Read more about the Interdisciplinary Sustainability Minor  or contact asp@mcmaster.ca.

Students who are interested in business, but also want to take the Society program, have the ability to use there focus electives towards a minor in business.

Read more about the Business Minor.

The minor in innovation is a partnership between the Faculty of Engineering and the DeGroote School of Business and is intended for students from all Faculties who wish to learn more about innovation and develop a level of innovation literacy, as well as those who are themselves innovators and wish to develop skills to create their own enterprise. To meet these varied needs, the minor includes a wide range of courses in innovation which may be taken as standalone courses or as part of the minor.

Read more about the Innovation Minor.

Some other popular minors include:

- Minor in Astronomy
- Minor in Economics
- Minor in Geography
- Minor in Philosophy
- Minor in Statistics 

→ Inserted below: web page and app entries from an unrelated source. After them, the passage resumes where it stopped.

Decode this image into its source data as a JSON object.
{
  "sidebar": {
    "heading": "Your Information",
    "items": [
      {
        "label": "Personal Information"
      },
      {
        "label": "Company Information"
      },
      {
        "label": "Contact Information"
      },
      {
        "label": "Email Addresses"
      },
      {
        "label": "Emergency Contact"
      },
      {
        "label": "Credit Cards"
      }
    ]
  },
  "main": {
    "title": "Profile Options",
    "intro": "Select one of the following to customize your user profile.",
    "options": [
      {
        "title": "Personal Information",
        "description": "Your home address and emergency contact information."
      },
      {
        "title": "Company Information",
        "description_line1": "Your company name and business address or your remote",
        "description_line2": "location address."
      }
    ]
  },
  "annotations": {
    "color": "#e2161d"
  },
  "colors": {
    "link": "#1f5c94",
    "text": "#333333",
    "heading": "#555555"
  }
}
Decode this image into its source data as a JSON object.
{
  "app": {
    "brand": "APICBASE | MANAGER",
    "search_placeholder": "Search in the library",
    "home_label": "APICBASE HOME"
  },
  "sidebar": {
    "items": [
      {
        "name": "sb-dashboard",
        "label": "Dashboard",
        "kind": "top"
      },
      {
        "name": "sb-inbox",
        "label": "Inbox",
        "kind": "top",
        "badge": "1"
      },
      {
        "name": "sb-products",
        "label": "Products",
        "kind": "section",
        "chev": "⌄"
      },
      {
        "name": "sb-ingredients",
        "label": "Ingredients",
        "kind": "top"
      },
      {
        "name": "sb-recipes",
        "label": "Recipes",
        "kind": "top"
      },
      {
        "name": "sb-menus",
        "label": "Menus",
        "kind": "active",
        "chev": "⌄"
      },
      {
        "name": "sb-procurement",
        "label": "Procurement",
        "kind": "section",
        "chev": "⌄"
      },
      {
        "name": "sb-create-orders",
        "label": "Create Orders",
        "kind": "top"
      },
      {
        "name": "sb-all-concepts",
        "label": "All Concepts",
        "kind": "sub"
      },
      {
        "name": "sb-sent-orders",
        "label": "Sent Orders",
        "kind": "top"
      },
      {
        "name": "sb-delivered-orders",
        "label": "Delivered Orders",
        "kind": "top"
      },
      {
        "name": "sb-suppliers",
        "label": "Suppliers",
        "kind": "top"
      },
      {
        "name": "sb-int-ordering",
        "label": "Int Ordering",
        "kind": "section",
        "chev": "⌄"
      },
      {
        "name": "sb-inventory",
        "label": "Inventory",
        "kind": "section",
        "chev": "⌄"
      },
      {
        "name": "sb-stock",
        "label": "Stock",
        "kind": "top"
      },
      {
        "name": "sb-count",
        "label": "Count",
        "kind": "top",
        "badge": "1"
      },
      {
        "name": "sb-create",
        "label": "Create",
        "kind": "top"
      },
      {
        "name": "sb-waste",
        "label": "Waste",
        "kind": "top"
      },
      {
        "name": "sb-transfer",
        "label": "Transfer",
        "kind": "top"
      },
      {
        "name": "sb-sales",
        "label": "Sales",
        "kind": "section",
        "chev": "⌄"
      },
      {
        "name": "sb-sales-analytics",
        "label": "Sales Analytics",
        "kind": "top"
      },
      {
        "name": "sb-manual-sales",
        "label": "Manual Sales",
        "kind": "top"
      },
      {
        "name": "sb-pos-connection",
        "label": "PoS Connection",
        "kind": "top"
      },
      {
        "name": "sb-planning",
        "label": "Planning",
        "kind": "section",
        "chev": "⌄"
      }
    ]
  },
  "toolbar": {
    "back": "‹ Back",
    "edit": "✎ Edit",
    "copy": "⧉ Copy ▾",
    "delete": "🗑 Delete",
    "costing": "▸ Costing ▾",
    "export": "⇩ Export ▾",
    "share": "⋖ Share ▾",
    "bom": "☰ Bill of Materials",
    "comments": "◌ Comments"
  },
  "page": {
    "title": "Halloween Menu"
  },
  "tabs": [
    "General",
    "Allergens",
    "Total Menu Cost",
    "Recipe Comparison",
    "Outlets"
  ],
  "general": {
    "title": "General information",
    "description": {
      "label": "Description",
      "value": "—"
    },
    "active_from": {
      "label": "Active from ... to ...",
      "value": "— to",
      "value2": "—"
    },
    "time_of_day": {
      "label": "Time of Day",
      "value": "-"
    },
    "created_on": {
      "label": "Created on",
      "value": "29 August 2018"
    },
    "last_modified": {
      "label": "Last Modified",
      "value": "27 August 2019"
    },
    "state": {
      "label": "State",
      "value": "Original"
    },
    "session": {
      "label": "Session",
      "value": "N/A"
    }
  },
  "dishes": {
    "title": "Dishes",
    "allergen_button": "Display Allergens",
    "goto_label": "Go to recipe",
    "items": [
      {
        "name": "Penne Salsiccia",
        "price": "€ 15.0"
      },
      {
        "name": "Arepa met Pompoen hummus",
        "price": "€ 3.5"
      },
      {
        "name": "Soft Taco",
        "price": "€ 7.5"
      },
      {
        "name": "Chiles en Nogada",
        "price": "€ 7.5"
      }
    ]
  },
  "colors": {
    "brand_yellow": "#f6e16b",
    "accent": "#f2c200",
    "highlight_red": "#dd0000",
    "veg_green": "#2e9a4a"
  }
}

See all the minors offered at McMaster

 

What Inquiry is

Inquiry is a search for understanding through a process of asking questions and seeking answers through research. Inquiry is a question-driven search for an answer.

Kinds (or objects) of understanding:

  • Understanding a phenomenon (identifying causes, factors and effects)
  • Understanding a presumed relationship or claim (testing the validity of a claim)
  • Understanding a controversy (identifying the main issues)
  • Understanding a theory or concept (clarifying and testing)
  • Understanding a process (finding out how something works)

 

What Inquiry is Not

From our experience, many student papers are one or more of the following:

  • Presenting descriptive information on a topic
  • Supporting a thesis by developing only one side of an issue
  • Offering a solution to a problem as a design project

The aim of inquiry is different. It is an attempt to reach an understanding by asking critical questions, seeking answers to those questions through research, and by weighing findings on all sides of an issue.

Resources

Field Trip Policy

RMM-801 is the Risk Management Manual and Policy for Field Trips, Research Activities, and Student Placements. For Faculty Members and/or Departments planning Field Trips, please ensure you read this manual carefully and follow the procedures as outlined.

Field Trip Approval Form

All Field Trips/Research Activities/Student Placements must have an approval form submitted as outlined in the Field Trip Policy Manual, RMM-801. Please ensure all necessary approvals are obtained (based on the level of risk) prior to the date of the trip.

**Any and all field trips with a significant or extreme risk level must have the approval of EOHSS and Senior Management **

Field Trip Checklist

Field Trip Checklists and Participant Waiver forms must be filled out by every participant before the trip. Be sure to customize the type of event and type of injury/risk as required.

 Please submit the Checklists and Waiver forms to the Engineering and Society Office (JHE-A214/C) for record-keeping purposes.

Meet our Students

Faculty and Staff

Instructors

Paul Okrutny

Paul Okrutny

Sessional Lecturer, Engineering & Society
Email: okrutnp@mcmaster.ca 

Greg Zilberbrant

Greg Zilberbrant

Sessional Lecturer, Engineering & Society
Email: okrutnp@mcmaster.ca 

Navita Dyal

Navita Dyal

Sessional Lecturer, Engineering & Society
Email: dyaln@mcmaster.ca